Collection entries>
_ _ _

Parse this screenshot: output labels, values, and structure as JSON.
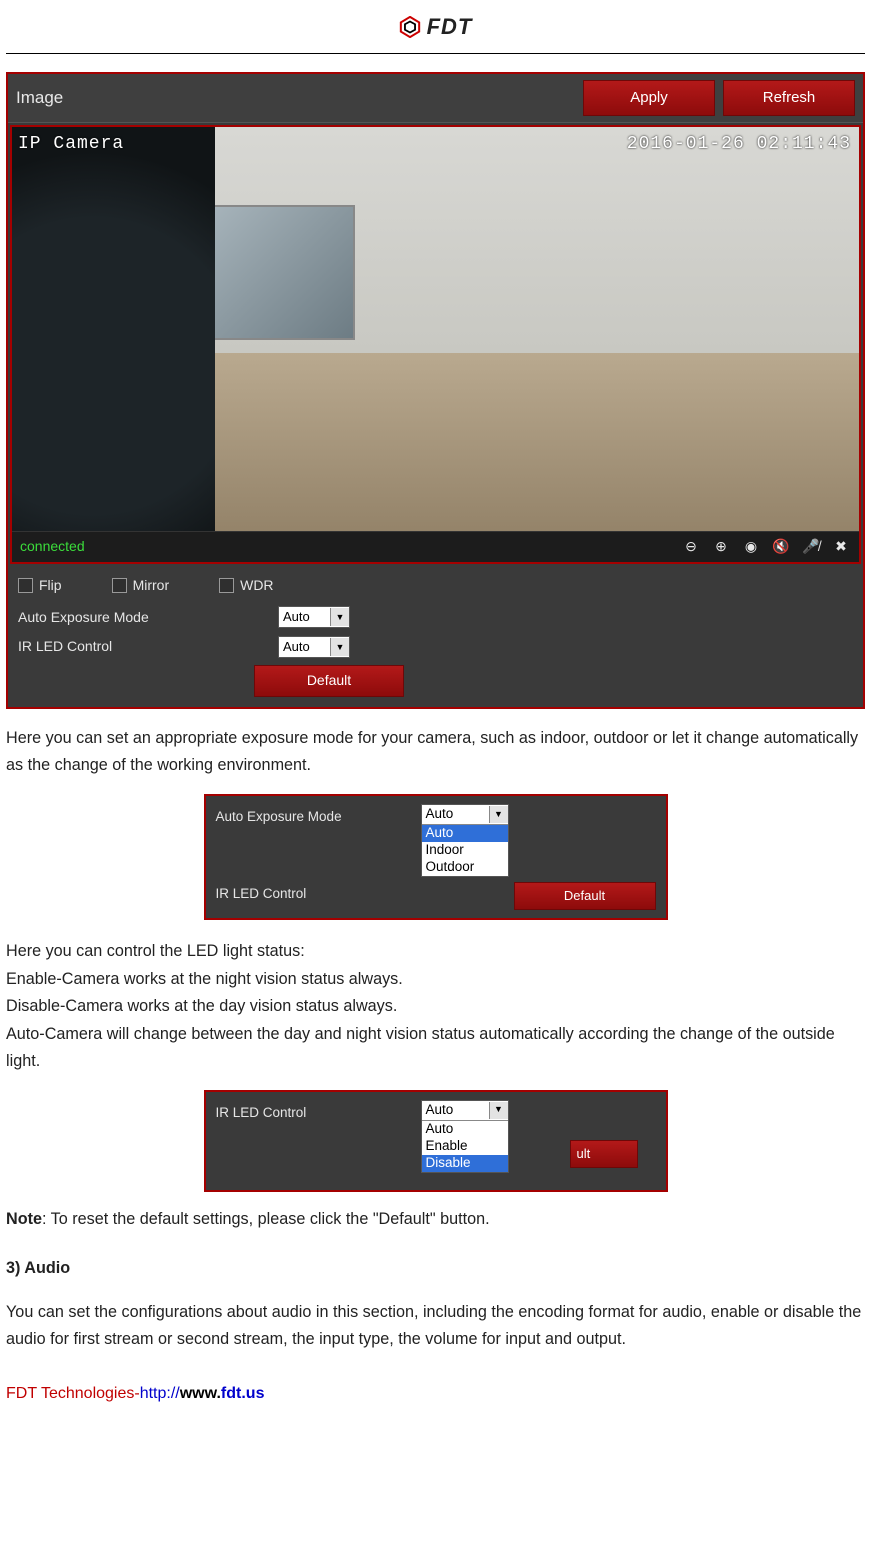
{
  "brand": {
    "name": "FDT"
  },
  "panel": {
    "title": "Image",
    "apply": "Apply",
    "refresh": "Refresh",
    "overlay_camera": "IP Camera",
    "overlay_time": "2016-01-26 02:11:43",
    "status": "connected",
    "checkboxes": {
      "flip": "Flip",
      "mirror": "Mirror",
      "wdr": "WDR"
    },
    "exposure_label": "Auto Exposure Mode",
    "exposure_value": "Auto",
    "ir_label": "IR LED Control",
    "ir_value": "Auto",
    "default": "Default"
  },
  "para1": "Here you can set an appropriate exposure mode for your camera, such as indoor, outdoor or let it change automatically as the change of the working environment.",
  "exposure_dd": {
    "label1": "Auto Exposure Mode",
    "label2": "IR LED Control",
    "selected": "Auto",
    "opts": {
      "o1": "Auto",
      "o2": "Indoor",
      "o3": "Outdoor"
    },
    "default": "Default"
  },
  "para2a": "Here you can control the LED light status:",
  "para2b": "Enable-Camera works at the night vision status always.",
  "para2c": "Disable-Camera works at the day vision status always.",
  "para2d": "Auto-Camera will change between the day and night vision status automatically according the change of the outside light.",
  "ir_dd": {
    "label": "IR LED Control",
    "selected": "Auto",
    "opts": {
      "o1": "Auto",
      "o2": "Enable",
      "o3": "Disable"
    },
    "default_partial": "ult"
  },
  "note_label": "Note",
  "note_text": ": To reset the default settings, please click the \"Default\" button.",
  "audio_heading": "3) Audio",
  "audio_text": "You can set the configurations about audio in this section, including the encoding format for audio, enable or disable the audio for first stream or second stream, the input type, the volume for input and output.",
  "footer": {
    "company": "FDT Technologies-",
    "proto": "http://",
    "www": "www.",
    "domain": "fdt.us"
  }
}
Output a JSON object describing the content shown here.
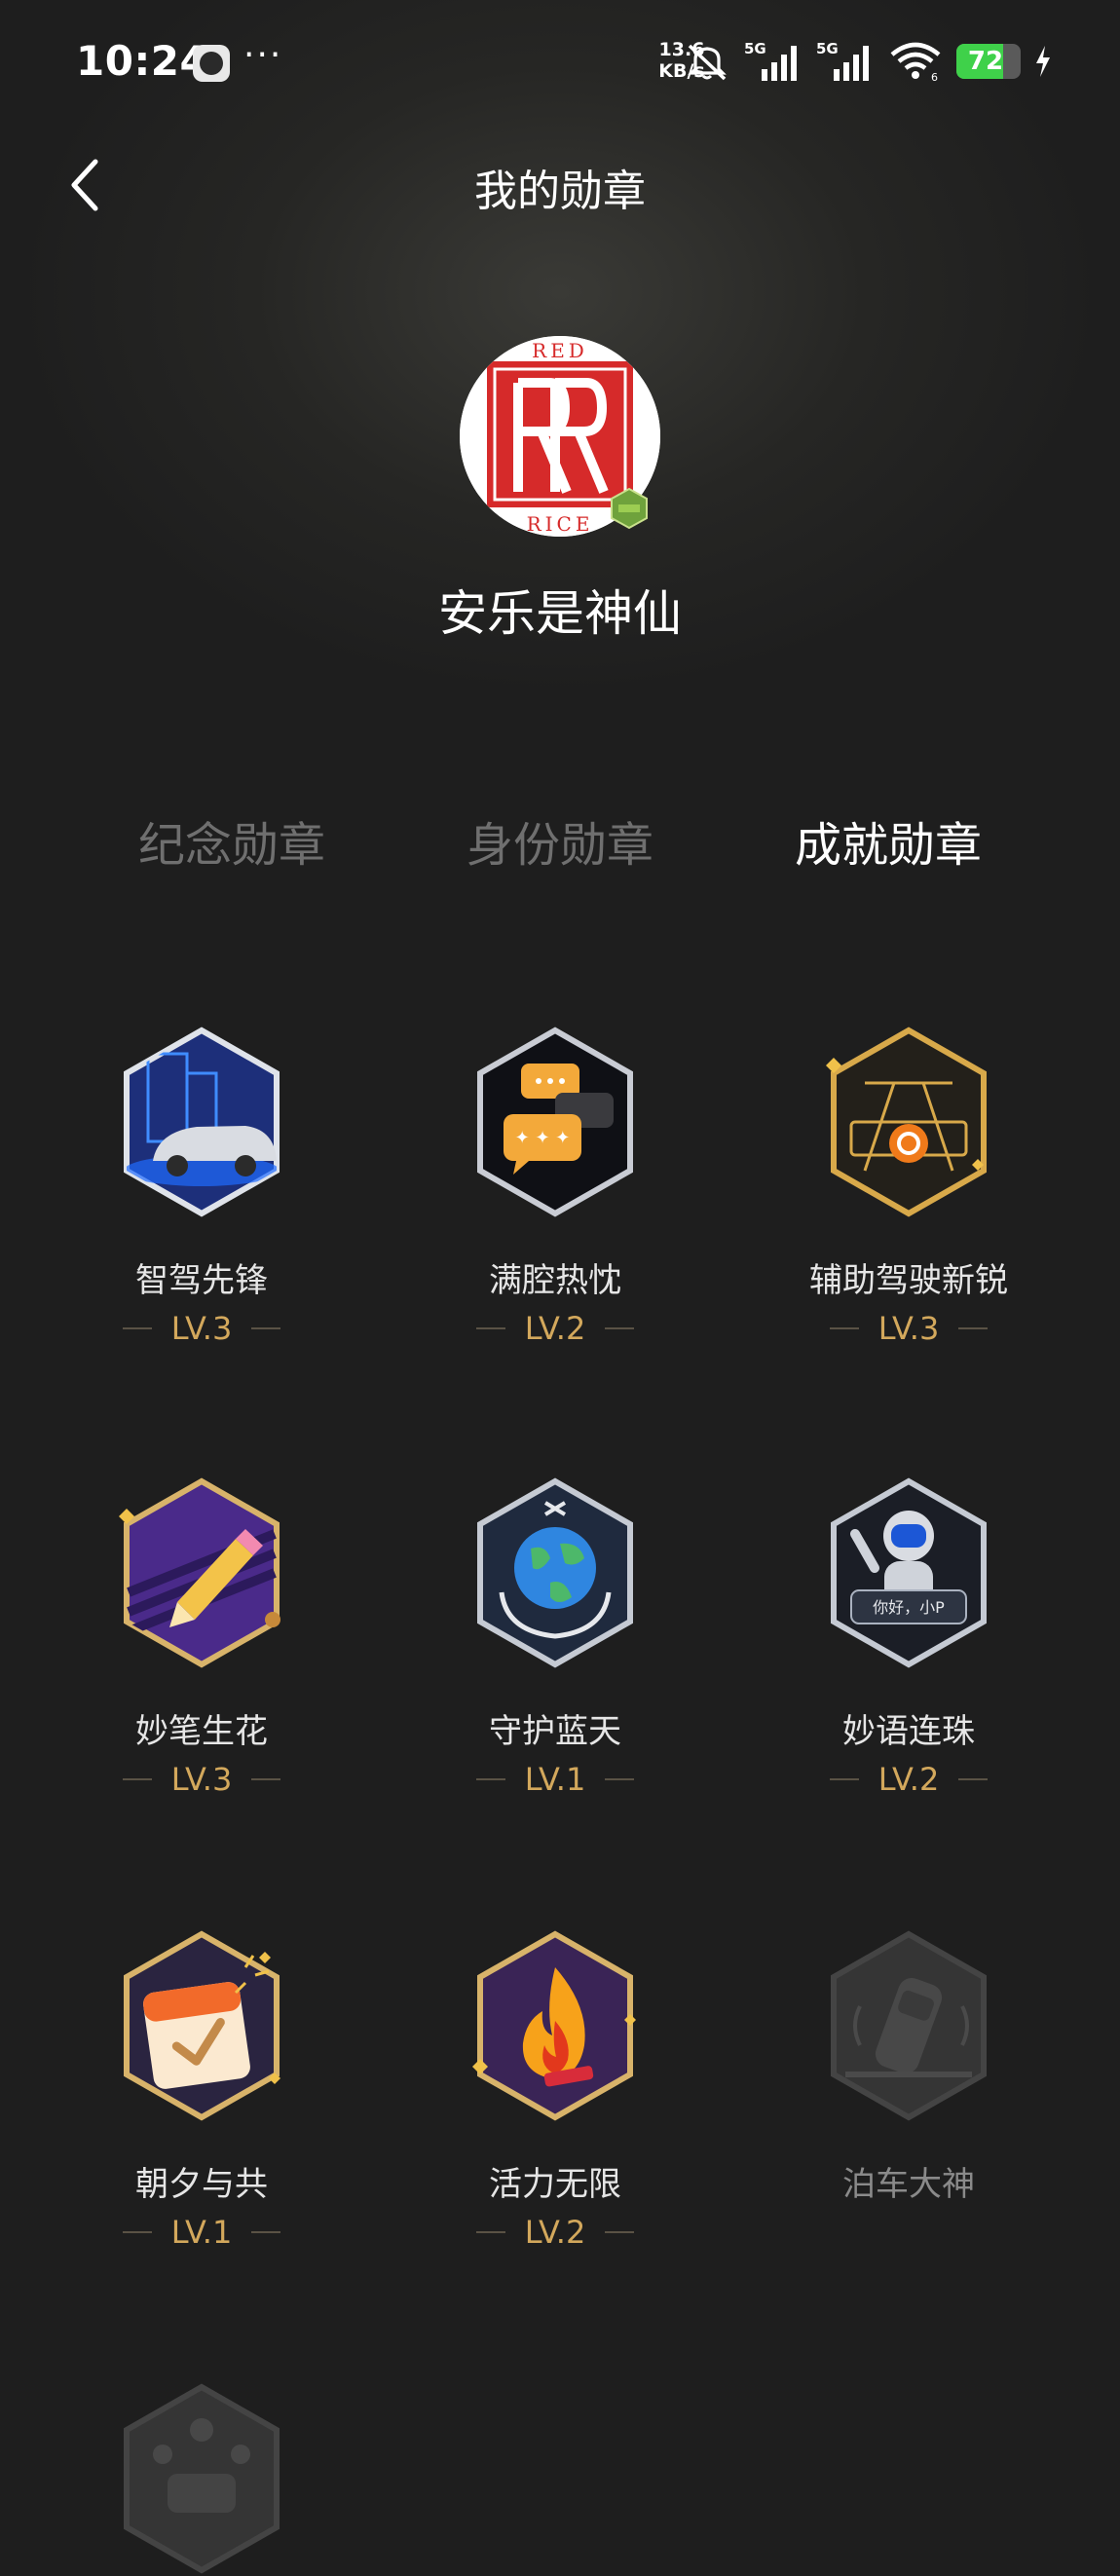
{
  "status_bar": {
    "time": "10:24",
    "dots": "···",
    "speed_value": "13.6",
    "speed_unit": "KB/s",
    "battery_level": "72",
    "battery_percent": 72
  },
  "header": {
    "title": "我的勋章"
  },
  "profile": {
    "name": "安乐是神仙",
    "avatar_text_top": "RED",
    "avatar_text_bottom": "RICE"
  },
  "tabs": [
    {
      "label": "纪念勋章",
      "active": false
    },
    {
      "label": "身份勋章",
      "active": false
    },
    {
      "label": "成就勋章",
      "active": true
    }
  ],
  "badges": [
    {
      "name": "智驾先锋",
      "level": "LV.3",
      "icon": "autopilot-car-icon",
      "locked": false
    },
    {
      "name": "满腔热忱",
      "level": "LV.2",
      "icon": "chat-bubbles-icon",
      "locked": false
    },
    {
      "name": "辅助驾驶新锐",
      "level": "LV.3",
      "icon": "road-steering-icon",
      "locked": false
    },
    {
      "name": "妙笔生花",
      "level": "LV.3",
      "icon": "pencil-icon",
      "locked": false
    },
    {
      "name": "守护蓝天",
      "level": "LV.1",
      "icon": "earth-hands-icon",
      "locked": false
    },
    {
      "name": "妙语连珠",
      "level": "LV.2",
      "icon": "robot-assistant-icon",
      "locked": false
    },
    {
      "name": "朝夕与共",
      "level": "LV.1",
      "icon": "calendar-check-icon",
      "locked": false
    },
    {
      "name": "活力无限",
      "level": "LV.2",
      "icon": "flame-icon",
      "locked": false
    },
    {
      "name": "泊车大神",
      "level": "",
      "icon": "parking-car-icon",
      "locked": true
    },
    {
      "name": "",
      "level": "",
      "icon": "locked-dashboard-icon",
      "locked": true
    }
  ],
  "robot_badge_text": "你好，小P"
}
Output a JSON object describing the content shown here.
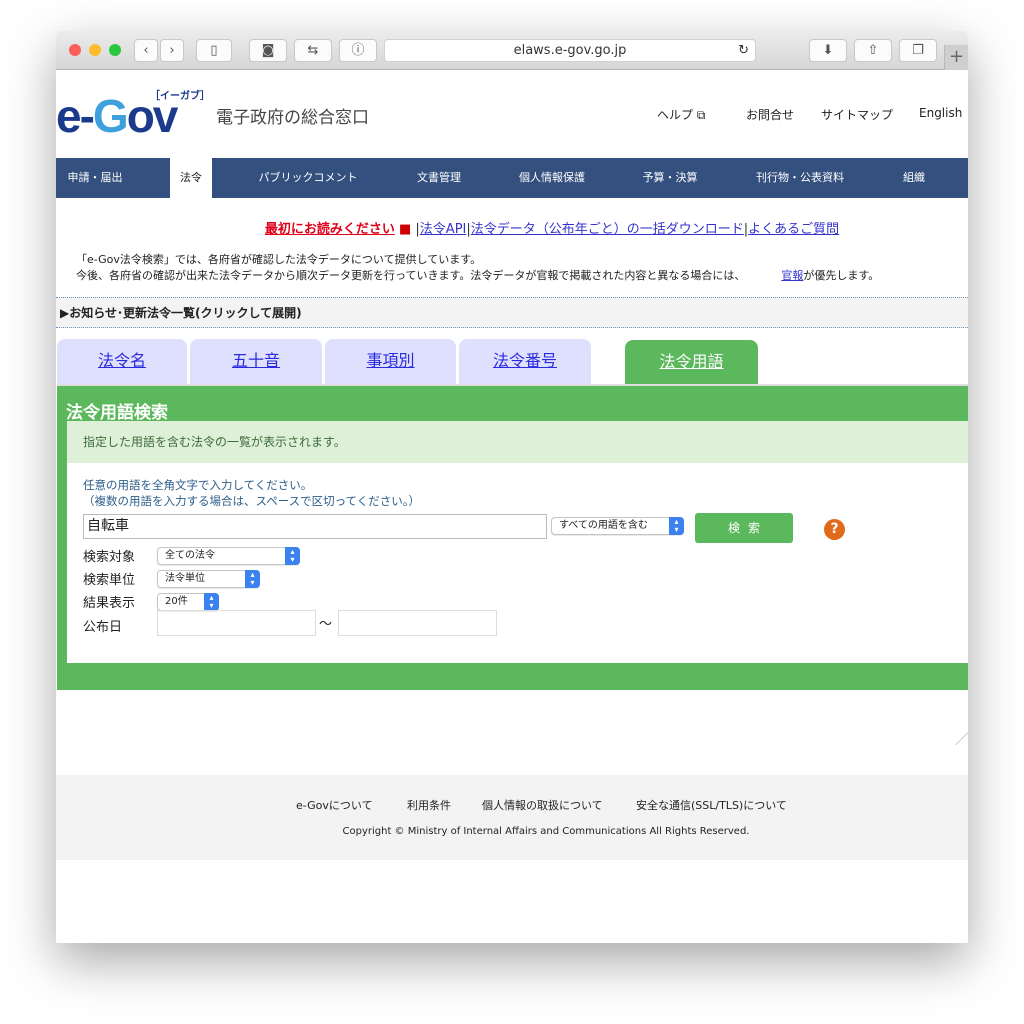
{
  "browser": {
    "url": "elaws.e-gov.go.jp"
  },
  "header": {
    "logo": "e-Gov",
    "logo_kana": "［イーガブ］",
    "site_title": "電子政府の総合窓口",
    "links": [
      "ヘルプ",
      "お問合せ",
      "サイトマップ",
      "English"
    ]
  },
  "nav": [
    "申請・届出",
    "法令",
    "パブリックコメント",
    "文書管理",
    "個人情報保護",
    "予算・決算",
    "刊行物・公表資料",
    "組織"
  ],
  "top_links": {
    "read_first": "最初にお読みください",
    "api": "法令API",
    "download": "法令データ（公布年ごと）の一括ダウンロード",
    "faq": "よくあるご質問",
    "sep": "|"
  },
  "notice": {
    "line1": "「e-Gov法令検索」では、各府省が確認した法令データについて提供しています。",
    "line2": "今後、各府省の確認が出来た法令データから順次データ更新を行っていきます。法令データが官報で掲載された内容と異なる場合には、",
    "kanpo": "官報",
    "line2_end": "が優先します。"
  },
  "news": "▶お知らせ･更新法令一覧(クリックして展開)",
  "tabs": [
    "法令名",
    "五十音",
    "事項別",
    "法令番号",
    "法令用語"
  ],
  "panel": {
    "title": "法令用語検索",
    "description": "指定した用語を含む法令の一覧が表示されます。",
    "hint1": "任意の用語を全角文字で入力してください。",
    "hint2": "（複数の用語を入力する場合は、スペースで区切ってください。）",
    "term": "自転車",
    "match_mode": "すべての用語を含む",
    "search": "検索",
    "help": "?",
    "target_label": "検索対象",
    "target": "全ての法令",
    "unit_label": "検索単位",
    "unit": "法令単位",
    "results_label": "結果表示",
    "results": "20件",
    "date_label": "公布日",
    "date_sep": "〜"
  },
  "footer": {
    "links": [
      "e-Govについて",
      "利用条件",
      "個人情報の取扱について",
      "安全な通信(SSL/TLS)について"
    ],
    "copyright": "Copyright © Ministry of Internal Affairs and Communications All Rights Reserved."
  }
}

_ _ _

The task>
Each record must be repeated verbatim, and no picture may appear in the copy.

Result for this exercise>
Parse this screenshot: output labels, values, and structure as JSON.
{
  "brand": {
    "name": "FDT"
  },
  "panel": {
    "title": "Image",
    "apply": "Apply",
    "refresh": "Refresh",
    "overlay_camera": "IP Camera",
    "overlay_time": "2016-01-26 02:11:43",
    "status": "connected",
    "checkboxes": {
      "flip": "Flip",
      "mirror": "Mirror",
      "wdr": "WDR"
    },
    "exposure_label": "Auto Exposure Mode",
    "exposure_value": "Auto",
    "ir_label": "IR LED Control",
    "ir_value": "Auto",
    "default": "Default"
  },
  "para1": "Here you can set an appropriate exposure mode for your camera, such as indoor, outdoor or let it change automatically as the change of the working environment.",
  "exposure_dd": {
    "label1": "Auto Exposure Mode",
    "label2": "IR LED Control",
    "selected": "Auto",
    "opts": {
      "o1": "Auto",
      "o2": "Indoor",
      "o3": "Outdoor"
    },
    "default": "Default"
  },
  "para2a": "Here you can control the LED light status:",
  "para2b": "Enable-Camera works at the night vision status always.",
  "para2c": "Disable-Camera works at the day vision status always.",
  "para2d": "Auto-Camera will change between the day and night vision status automatically according the change of the outside light.",
  "ir_dd": {
    "label": "IR LED Control",
    "selected": "Auto",
    "opts": {
      "o1": "Auto",
      "o2": "Enable",
      "o3": "Disable"
    },
    "default_partial": "ult"
  },
  "note_label": "Note",
  "note_text": ": To reset the default settings, please click the \"Default\" button.",
  "audio_heading": "3) Audio",
  "audio_text": "You can set the configurations about audio in this section, including the encoding format for audio, enable or disable the audio for first stream or second stream, the input type, the volume for input and output.",
  "footer": {
    "company": "FDT Technologies-",
    "proto": "http://",
    "www": "www.",
    "domain": "fdt.us"
  }
}
Output a JSON object describing the content shown here.
{
  "status_bar": {
    "time": "10:24",
    "dots": "···",
    "speed_value": "13.6",
    "speed_unit": "KB/s",
    "battery_level": "72",
    "battery_percent": 72
  },
  "header": {
    "title": "我的勋章"
  },
  "profile": {
    "name": "安乐是神仙",
    "avatar_text_top": "RED",
    "avatar_text_bottom": "RICE"
  },
  "tabs": [
    {
      "label": "纪念勋章",
      "active": false
    },
    {
      "label": "身份勋章",
      "active": false
    },
    {
      "label": "成就勋章",
      "active": true
    }
  ],
  "badges": [
    {
      "name": "智驾先锋",
      "level": "LV.3",
      "icon": "autopilot-car-icon",
      "locked": false
    },
    {
      "name": "满腔热忱",
      "level": "LV.2",
      "icon": "chat-bubbles-icon",
      "locked": false
    },
    {
      "name": "辅助驾驶新锐",
      "level": "LV.3",
      "icon": "road-steering-icon",
      "locked": false
    },
    {
      "name": "妙笔生花",
      "level": "LV.3",
      "icon": "pencil-icon",
      "locked": false
    },
    {
      "name": "守护蓝天",
      "level": "LV.1",
      "icon": "earth-hands-icon",
      "locked": false
    },
    {
      "name": "妙语连珠",
      "level": "LV.2",
      "icon": "robot-assistant-icon",
      "locked": false
    },
    {
      "name": "朝夕与共",
      "level": "LV.1",
      "icon": "calendar-check-icon",
      "locked": false
    },
    {
      "name": "活力无限",
      "level": "LV.2",
      "icon": "flame-icon",
      "locked": false
    },
    {
      "name": "泊车大神",
      "level": "",
      "icon": "parking-car-icon",
      "locked": true
    },
    {
      "name": "",
      "level": "",
      "icon": "locked-dashboard-icon",
      "locked": true
    }
  ],
  "robot_badge_text": "你好，小P"
}
Output a JSON object describing the content shown here.
{
  "browser": {
    "url": "elaws.e-gov.go.jp"
  },
  "header": {
    "logo": "e-Gov",
    "logo_kana": "［イーガブ］",
    "site_title": "電子政府の総合窓口",
    "links": [
      "ヘルプ",
      "お問合せ",
      "サイトマップ",
      "English"
    ]
  },
  "nav": [
    "申請・届出",
    "法令",
    "パブリックコメント",
    "文書管理",
    "個人情報保護",
    "予算・決算",
    "刊行物・公表資料",
    "組織"
  ],
  "top_links": {
    "read_first": "最初にお読みください",
    "api": "法令API",
    "download": "法令データ（公布年ごと）の一括ダウンロード",
    "faq": "よくあるご質問",
    "sep": "|"
  },
  "notice": {
    "line1": "「e-Gov法令検索」では、各府省が確認した法令データについて提供しています。",
    "line2": "今後、各府省の確認が出来た法令データから順次データ更新を行っていきます。法令データが官報で掲載された内容と異なる場合には、",
    "kanpo": "官報",
    "line2_end": "が優先します。"
  },
  "news": "▶お知らせ･更新法令一覧(クリックして展開)",
  "tabs": [
    "法令名",
    "五十音",
    "事項別",
    "法令番号",
    "法令用語"
  ],
  "panel": {
    "title": "法令用語検索",
    "description": "指定した用語を含む法令の一覧が表示されます。",
    "hint1": "任意の用語を全角文字で入力してください。",
    "hint2": "（複数の用語を入力する場合は、スペースで区切ってください。）",
    "term": "自転車",
    "match_mode": "すべての用語を含む",
    "search": "検索",
    "help": "?",
    "target_label": "検索対象",
    "target": "全ての法令",
    "unit_label": "検索単位",
    "unit": "法令単位",
    "results_label": "結果表示",
    "results": "20件",
    "date_label": "公布日",
    "date_sep": "〜"
  },
  "footer": {
    "links": [
      "e-Govについて",
      "利用条件",
      "個人情報の取扱について",
      "安全な通信(SSL/TLS)について"
    ],
    "copyright": "Copyright © Ministry of Internal Affairs and Communications All Rights Reserved."
  }
}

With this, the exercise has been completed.